DUE TO WORLD CRISIS ‘RP should reset antipoverty goals’

By Michelle Remo
Philippine Daily Inquirer
First Posted 01:41:00 05/31/2009

MANILA, Philippines—The global economic downturn, which recently pulled the Philippines down to its slowest growth in a decade, will result in the country’s failure to meet its poverty-reduction goal by 2010 and is expected to increase the number of poor Filipinos.

Under the Millennium Development Goals, to which the Philippines and other member-countries of the United Nations are signatories, extreme poverty shall have been eradicated by 2015.

Consistent with this goal, the Philippines set a target of reducing poverty incidence to 17-20 percent of Filipino families by 2010 from 26.9 percent in 2006.

Economic officials, however, admitted that the global crisis, considered the worst since the Great Depression of the 1930s, has made the poverty-reduction goal of the Philippines and other countries virtually impossible to achieve.

Diwa Guinigundo, Bangko Sentral ng Pilipinas deputy governor and a former economics professor, for one, said the timetable for bringing down poverty incidence to 20 percent or less by 2010 and eradicating extreme poverty by 2015 should be adjusted.

“There is scope for delaying the goals. The crisis has led to the destruction of wealth, thus affecting consumption levels,” Guinigundo said Friday.

He noted that with the Philippine population growing faster than its economy, per capital income was naturally reduced.

Per capita income

Per capita income, a rough measure of the income of individuals in an economy, is the total output of the economy divided by its population.

Per estimates, annual per capita income in the Philippines stood at $1,400 as of 2006. Government data show the population growth rate at 2.1 percent.

In the first quarter, the Philippine economy, measured in terms of its gross domestic product [GDP], posted an annual growth of 0.4 percent in real terms, its lowest in 10 years.

GDP, the most common measure of an economy, is the sum of the value of goods produced and services rendered within an economy in a given period.

The Philippine economy’s lackluster performance veered the country off track from meeting its growth target of between 3.1 and 4.1 percent for the full year, and is in fact feared to signal a recession in the months ahead.

Anemic global demand

Economists blamed the slowdown to the plunge in exports, which were badly hit by anemic global demand. The United States and Europe, drivers of the global turmoil, are two of the Philippines’ biggest export markets.

As a result of dwindling incomes, some export-oriented firms were reported to have reduced their workforce.
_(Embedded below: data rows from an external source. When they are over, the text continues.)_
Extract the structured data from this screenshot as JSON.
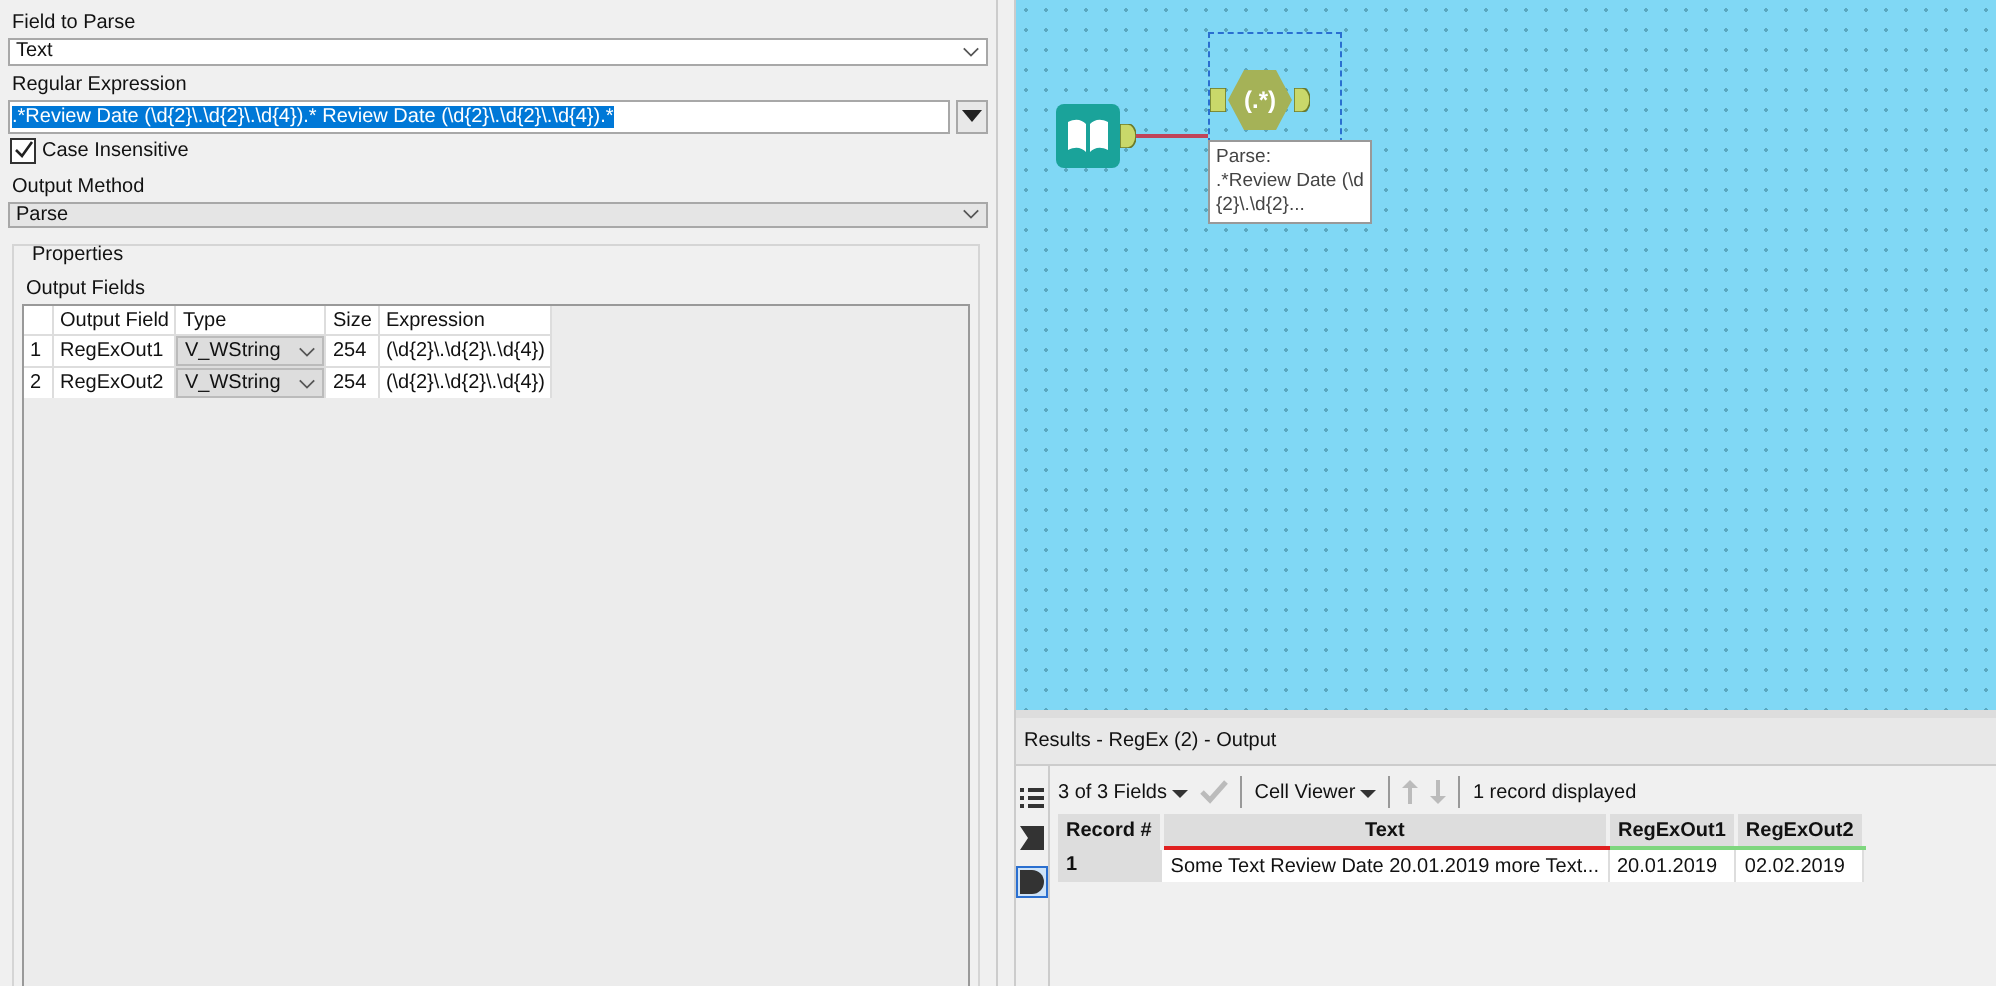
{
  "config": {
    "field_to_parse": {
      "label": "Field to Parse",
      "value": "Text"
    },
    "regular_expression": {
      "label": "Regular Expression",
      "value": ".*Review Date (\\d{2}\\.\\d{2}\\.\\d{4}).* Review Date (\\d{2}\\.\\d{2}\\.\\d{4}).*",
      "selected": true
    },
    "case_insensitive": {
      "label": "Case Insensitive",
      "checked": true
    },
    "output_method": {
      "label": "Output Method",
      "value": "Parse"
    },
    "properties": {
      "title": "Properties",
      "subtitle": "Output Fields",
      "columns": [
        "Output Field",
        "Type",
        "Size",
        "Expression"
      ],
      "rows": [
        {
          "index": "1",
          "field": "RegExOut1",
          "type": "V_WString",
          "size": "254",
          "expression": "(\\d{2}\\.\\d{2}\\.\\d{4})"
        },
        {
          "index": "2",
          "field": "RegExOut2",
          "type": "V_WString",
          "size": "254",
          "expression": "(\\d{2}\\.\\d{2}\\.\\d{4})"
        }
      ]
    }
  },
  "canvas": {
    "tool": {
      "symbol": "(.*)",
      "selected": true
    },
    "annotation": [
      "Parse:",
      ".*Review Date (\\d",
      "{2}\\.\\d{2}..."
    ]
  },
  "results": {
    "title": "Results - RegEx (2) - Output",
    "fields_selector": "3 of 3 Fields",
    "viewer": "Cell Viewer",
    "status": "1 record displayed",
    "columns": [
      {
        "name": "Record #",
        "kind": "index"
      },
      {
        "name": "Text",
        "kind": "warn"
      },
      {
        "name": "RegExOut1",
        "kind": "ok"
      },
      {
        "name": "RegExOut2",
        "kind": "ok"
      }
    ],
    "rows": [
      [
        "1",
        "Some Text Review Date 20.01.2019 more Text...",
        "20.01.2019",
        "02.02.2019"
      ]
    ]
  }
}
The National Economic and Development Authority (Neda) said earlier the economy needed to grow by at least 7 percent over several years in order to reduce poverty incidence.

Officials said, however, that measures were being taken to arrest the economic downturn.

The BSP has implemented a series of rate cuts to bring down bank lending rates, which is expected to spur business activity.

The government also committed to boost public spending in the months ahead to help create jobs and increase aggregate income.